It used to be that bike brands showed off their latest models and newest wares annually at Interbike, a September gathering of the industry. But since that show went belly-up a few years back, manufacturers have been using regional shows and festivals for debuting new tech and testing out gear in the market. That means you, the lowly consumer, can be first in line for some of the industry’s latest swag.
Given its early date on the calendar, the Sedona Mountain Bike Festival has been the spot for lots of big reveals over its nine-year history, including the outright launch of Revel Bikes, one of the hottest brands in the industry right now.
“I can’t talk about specifics,” says Raney with a twinkle in his eye. “But I know that a number of brands have big plans.”
It’s not just bike manufacturers, either. Soft-goods companies such as Dharco, Pit Viper, 7iDP, Shredly, and Party Shirt International have had a big presence and lots of gear to go around in the past.
#5: Hone Your Skills
The festival doesn’t have to be all sick swag, shralping red dirt, and post-ride bacchanalia. Sedona also happens to be a great place to learn new skills and test them in real-time on trails fit for any level. And the Sedona Mountain Bike Academy, the official coaching partner of the SMBF, offers a complete schedule of skills clinics and guided rides over the course of the festival.

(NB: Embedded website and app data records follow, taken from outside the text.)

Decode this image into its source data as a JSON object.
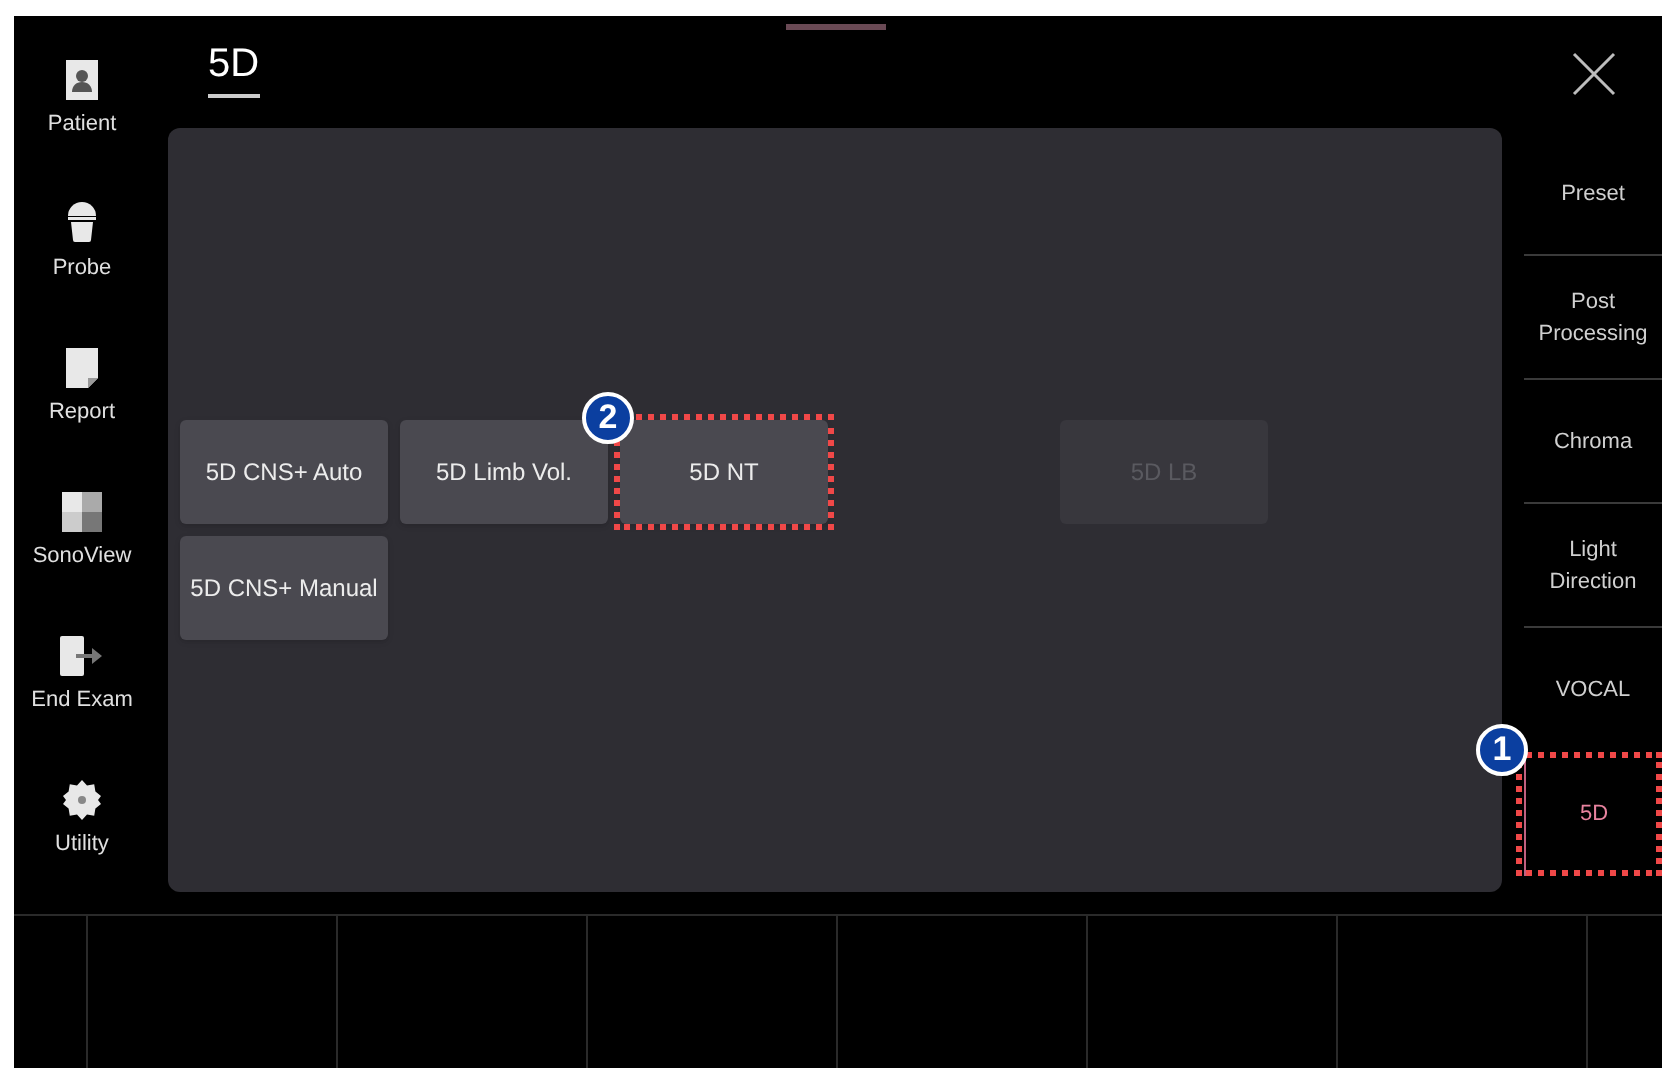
{
  "sidebar": {
    "items": [
      {
        "kind": "patient",
        "label": "Patient"
      },
      {
        "kind": "probe",
        "label": "Probe"
      },
      {
        "kind": "report",
        "label": "Report"
      },
      {
        "kind": "sonoview",
        "label": "SonoView"
      },
      {
        "kind": "endexam",
        "label": "End Exam"
      },
      {
        "kind": "utility",
        "label": "Utility"
      }
    ]
  },
  "title": "5D",
  "panel": {
    "rows": [
      [
        {
          "label": "5D CNS+ Auto",
          "disabled": false
        },
        {
          "label": "5D Limb Vol.",
          "disabled": false
        },
        {
          "label": "5D NT",
          "disabled": false,
          "callout": "2"
        },
        null,
        {
          "label": "5D LB",
          "disabled": true
        }
      ],
      [
        {
          "label": "5D CNS+ Manual",
          "disabled": false
        }
      ]
    ]
  },
  "right_menu": {
    "items": [
      {
        "label": "Preset",
        "selected": false
      },
      {
        "label": "Post Processing",
        "selected": false
      },
      {
        "label": "Chroma",
        "selected": false
      },
      {
        "label": "Light Direction",
        "selected": false
      },
      {
        "label": "VOCAL",
        "selected": false
      },
      {
        "label": "5D",
        "selected": true,
        "callout": "1"
      }
    ]
  }
}
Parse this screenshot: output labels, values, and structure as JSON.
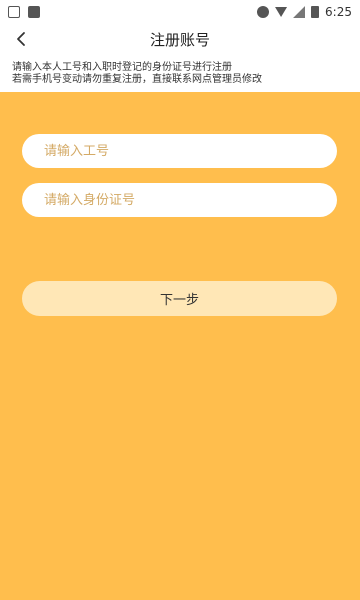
{
  "status_bar": {
    "time": "6:25"
  },
  "header": {
    "title": "注册账号"
  },
  "notice": {
    "line1": "请输入本人工号和入职时登记的身份证号进行注册",
    "line2": "若需手机号变动请勿重复注册，直接联系网点管理员修改"
  },
  "form": {
    "employee_id_placeholder": "请输入工号",
    "id_card_placeholder": "请输入身份证号",
    "next_label": "下一步"
  },
  "colors": {
    "background_accent": "#FFBE4D",
    "button_bg": "#FFE7B6",
    "placeholder_text": "#D4AA66"
  }
}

Whether you’re new to riding and developing the fundamentals or an old hand and want some local beta and pointers on a local test piece like Hiline Trail, there are choices for everyone. There are even half-day women-only clinics and a youth program on Sunday.
“Sedona is such a great place to learn and practice because it packs so much into such a compact space,” says Evan Puglia, co-founder of SMBA.
There’s even a Q&A roundtable with some of the best coaches in the industry on Saturday, including Joanna Yates, Jess Hana, Jeremiah Stone, Ryan Leech, and more.
#6: It’s Not Just About the Bike
Even if you didn’t ride a single bike, the Sedona Mountain Bike Festival would be a good time.
There are food trucks (don’t miss Dough Broughs Wood-Fired Pizza!), beer tents, raffles, movies, and a line-up of great musicians. Top screening is Freehub’s Biketown, proceeds from which go to the Verde Valley Cyclist Coalition. And on stage, the Saturday evening headliner is Dekker, a local Indie folk-rock favorite and multiple Arizona Artist of the Year recipient.
You can sit on the lawn, swill regional craft beer (in complimentary glass beer mugs etched with the SMBF logo if you sign up in time!), ogle the epic red sandstone views, and suck up the relaxed mountain biker vibe.
As much as I hate to admit it, we’re all pretty good company.
For more information or to book your festival reservation, check it out at the Sedona Mountain Bike Festival.